3 Ways Leaders Put Their Teams First

amazing leadership stories

No doubt you’ve seen too many self-serving maneuvers over the Team leadershipyears to be surprised when a leader slinks off into the every-man-for-himself territory. So why not surprise your team by facing your in-house rivals like a team player? Keep these things in mind when the going gets tough.

1. Present Your Needs Clearly

Who gets the resources he or she needs: the shrinking violet or the fighter who asks for them? Too often, I’ve seen people curse the darkness when they could just flip the light switch. If you don’t get what you want, ask for it. See your superior(s) and outline your needs, especially if you’ve just landed something new and urgent. Don’t make demands, but don’t shy away from your duty to provide for your team, either. At the same time, make sure those you compete with for resources know it isn’t personal — you’re still a team player, and you’re trying to build the company by building your team.

2. Stand Up for Your Team

Whether they’ve gotten in trouble for doing something controversial or the com­pany is reducing headcount, defend your people. Your team needs to know you’re on their side, come what may. This is especially true when someone tries to poach team members or lay them off. Each person who leaves changes the team dynamic and can reduce productivity — unless the departing team member was a poor performer or saboteur.

3. Take One for the Team

Nobody wants to suffer when troubles come along, but to protect your team, you may have to. If you head a large division and your CEO orders you to cut your budget by $100,000 next quarter, find a way that minimizes the damage to your team members, such as cutting back on discretionary expenditures, travel, and bonuses instead of cutting valued staff.

Be There for Your Teammates

In a world where business competition has reached all the way into the boardroom, you have no choice but to stay alert for those who want to swoop down and steal your resources — whether that makes sense for the company or not.

When pre­sented with shortages, some people panic and do anything they can to stay on top. So keep your eyes open, stay calm, and block any unwise attempts to take you or your team down.

Be a team player for the organization, but verbalize your needs and stand up for your rights without shirking.

Previous article6 Steps to Analyze Post-Hire Data and Improve Your Recruitment Marketing Efforts
Next article7 Ways We Created the Current Talent Shortage
BPI Staff
Best Practice Institute is an award-winning leadership development center, think tank, product development incubator, solutions provider, peer network, research institute and online learning portal with more than 10,000 corporate and individual learning members around the world.
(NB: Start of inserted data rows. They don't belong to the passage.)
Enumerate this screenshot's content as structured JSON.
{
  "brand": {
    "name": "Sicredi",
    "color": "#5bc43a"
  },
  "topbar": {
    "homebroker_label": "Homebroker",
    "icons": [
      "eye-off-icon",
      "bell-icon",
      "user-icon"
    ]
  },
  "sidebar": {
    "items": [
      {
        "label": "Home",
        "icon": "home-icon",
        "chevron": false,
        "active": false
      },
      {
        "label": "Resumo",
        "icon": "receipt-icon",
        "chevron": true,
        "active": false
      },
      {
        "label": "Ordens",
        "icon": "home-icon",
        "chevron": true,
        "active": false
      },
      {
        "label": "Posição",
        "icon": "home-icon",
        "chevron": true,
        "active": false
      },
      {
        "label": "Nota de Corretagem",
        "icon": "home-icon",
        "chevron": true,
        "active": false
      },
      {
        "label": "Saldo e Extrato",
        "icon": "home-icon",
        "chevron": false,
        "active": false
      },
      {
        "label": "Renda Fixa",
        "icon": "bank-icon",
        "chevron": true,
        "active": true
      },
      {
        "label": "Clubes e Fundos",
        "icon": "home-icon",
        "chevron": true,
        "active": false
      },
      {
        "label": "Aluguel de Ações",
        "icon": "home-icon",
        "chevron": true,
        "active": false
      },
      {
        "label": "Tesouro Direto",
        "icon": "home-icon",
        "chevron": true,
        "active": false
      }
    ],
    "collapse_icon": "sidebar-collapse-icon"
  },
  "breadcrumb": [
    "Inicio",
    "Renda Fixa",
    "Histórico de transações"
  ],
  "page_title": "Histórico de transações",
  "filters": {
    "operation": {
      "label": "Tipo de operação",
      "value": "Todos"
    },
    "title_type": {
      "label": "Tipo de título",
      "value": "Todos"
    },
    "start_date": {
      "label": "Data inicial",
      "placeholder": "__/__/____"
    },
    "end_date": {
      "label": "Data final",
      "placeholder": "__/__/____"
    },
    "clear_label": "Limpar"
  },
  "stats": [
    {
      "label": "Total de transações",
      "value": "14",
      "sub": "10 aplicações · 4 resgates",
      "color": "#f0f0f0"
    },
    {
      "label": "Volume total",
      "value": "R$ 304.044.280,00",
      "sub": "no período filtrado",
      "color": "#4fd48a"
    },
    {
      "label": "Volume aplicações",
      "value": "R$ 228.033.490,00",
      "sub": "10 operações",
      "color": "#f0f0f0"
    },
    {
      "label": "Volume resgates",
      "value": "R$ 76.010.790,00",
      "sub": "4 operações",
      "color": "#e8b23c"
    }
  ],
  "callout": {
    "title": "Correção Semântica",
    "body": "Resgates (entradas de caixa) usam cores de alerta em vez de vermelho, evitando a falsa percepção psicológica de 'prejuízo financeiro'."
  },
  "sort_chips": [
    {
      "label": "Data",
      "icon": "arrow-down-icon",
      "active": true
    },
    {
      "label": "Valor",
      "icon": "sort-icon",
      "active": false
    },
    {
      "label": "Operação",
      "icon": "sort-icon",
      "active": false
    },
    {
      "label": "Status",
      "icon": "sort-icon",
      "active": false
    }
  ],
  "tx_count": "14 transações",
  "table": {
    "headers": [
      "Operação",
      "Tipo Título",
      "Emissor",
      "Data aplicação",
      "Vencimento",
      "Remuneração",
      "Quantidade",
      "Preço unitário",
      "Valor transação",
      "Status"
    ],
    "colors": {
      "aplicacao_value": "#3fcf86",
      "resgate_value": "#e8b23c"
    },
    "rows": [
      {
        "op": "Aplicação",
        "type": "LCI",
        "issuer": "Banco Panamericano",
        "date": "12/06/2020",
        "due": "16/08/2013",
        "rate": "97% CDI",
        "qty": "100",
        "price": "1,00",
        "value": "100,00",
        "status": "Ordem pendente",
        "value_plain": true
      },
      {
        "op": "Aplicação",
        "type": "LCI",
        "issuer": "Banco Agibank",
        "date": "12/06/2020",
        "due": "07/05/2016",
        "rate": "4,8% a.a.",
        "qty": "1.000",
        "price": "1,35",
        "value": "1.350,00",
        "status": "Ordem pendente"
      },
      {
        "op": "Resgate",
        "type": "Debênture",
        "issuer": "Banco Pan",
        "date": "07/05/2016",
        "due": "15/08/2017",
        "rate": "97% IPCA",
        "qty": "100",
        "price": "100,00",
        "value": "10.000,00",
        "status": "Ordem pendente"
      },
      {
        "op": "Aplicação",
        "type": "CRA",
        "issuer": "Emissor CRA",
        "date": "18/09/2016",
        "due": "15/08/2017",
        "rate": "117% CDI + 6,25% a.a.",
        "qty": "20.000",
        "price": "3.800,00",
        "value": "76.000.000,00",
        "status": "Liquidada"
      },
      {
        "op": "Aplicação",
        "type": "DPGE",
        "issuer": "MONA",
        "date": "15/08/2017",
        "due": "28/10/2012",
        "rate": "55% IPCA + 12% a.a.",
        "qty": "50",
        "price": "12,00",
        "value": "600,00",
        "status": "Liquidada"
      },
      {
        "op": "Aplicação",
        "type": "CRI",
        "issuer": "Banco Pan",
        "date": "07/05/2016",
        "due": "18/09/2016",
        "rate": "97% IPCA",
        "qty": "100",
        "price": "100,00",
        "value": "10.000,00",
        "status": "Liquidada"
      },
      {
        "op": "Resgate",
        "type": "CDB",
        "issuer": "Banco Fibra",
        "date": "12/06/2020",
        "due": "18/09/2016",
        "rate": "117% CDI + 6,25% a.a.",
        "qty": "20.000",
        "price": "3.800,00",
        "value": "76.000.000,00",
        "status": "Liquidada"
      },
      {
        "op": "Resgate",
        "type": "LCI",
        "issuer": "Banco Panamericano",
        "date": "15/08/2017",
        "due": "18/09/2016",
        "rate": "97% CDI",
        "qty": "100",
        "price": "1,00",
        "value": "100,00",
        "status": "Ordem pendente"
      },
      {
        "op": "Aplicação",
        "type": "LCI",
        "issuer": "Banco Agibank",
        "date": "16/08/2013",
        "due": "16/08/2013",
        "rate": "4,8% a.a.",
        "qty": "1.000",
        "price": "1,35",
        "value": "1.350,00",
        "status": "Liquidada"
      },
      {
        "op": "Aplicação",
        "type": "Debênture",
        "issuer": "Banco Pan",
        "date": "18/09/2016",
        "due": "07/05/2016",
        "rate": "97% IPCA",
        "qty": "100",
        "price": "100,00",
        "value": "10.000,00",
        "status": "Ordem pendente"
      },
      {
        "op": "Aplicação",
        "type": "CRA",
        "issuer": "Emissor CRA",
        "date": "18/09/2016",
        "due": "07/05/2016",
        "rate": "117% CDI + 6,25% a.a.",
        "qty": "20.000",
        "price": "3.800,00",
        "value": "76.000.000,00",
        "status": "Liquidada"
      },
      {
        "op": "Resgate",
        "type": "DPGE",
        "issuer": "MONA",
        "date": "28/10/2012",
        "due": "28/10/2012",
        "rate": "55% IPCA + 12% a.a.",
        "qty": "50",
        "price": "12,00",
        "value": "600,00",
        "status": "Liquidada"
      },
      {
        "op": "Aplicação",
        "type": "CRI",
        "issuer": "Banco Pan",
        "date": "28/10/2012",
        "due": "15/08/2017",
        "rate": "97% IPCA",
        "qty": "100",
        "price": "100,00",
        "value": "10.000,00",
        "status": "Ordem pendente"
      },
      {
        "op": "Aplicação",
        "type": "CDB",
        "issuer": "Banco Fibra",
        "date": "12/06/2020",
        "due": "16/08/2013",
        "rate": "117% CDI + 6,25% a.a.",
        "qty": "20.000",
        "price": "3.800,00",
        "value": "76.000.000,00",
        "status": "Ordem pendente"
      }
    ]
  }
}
BPI's entire subscriber base includes over 42,000 managers, coaches, directors VP's, SVP's, and C-level's of branded, "household-name" Fortune 500/Global 1000 organizations worldwide. BPI has been named to Leadership Excellence magazine’s “Best in Leadership Development” ranking since 2011. BPI corporate and individual members are located in about two dozen countries on five continents, including executives and employees the majority of Fortune/Global 1000 organizations.BPI's faculty includes over 200 experts and world-renown thought leaders. Typically, BPI faculty members teach as professors or Chairs of Departments at Ivy League Schools and/or have contributed a wide-body of original research, innovative publications and practice to the field of management and leadership. The organization reaches more than 500,000 HR leaders, and management professionals around the world each month.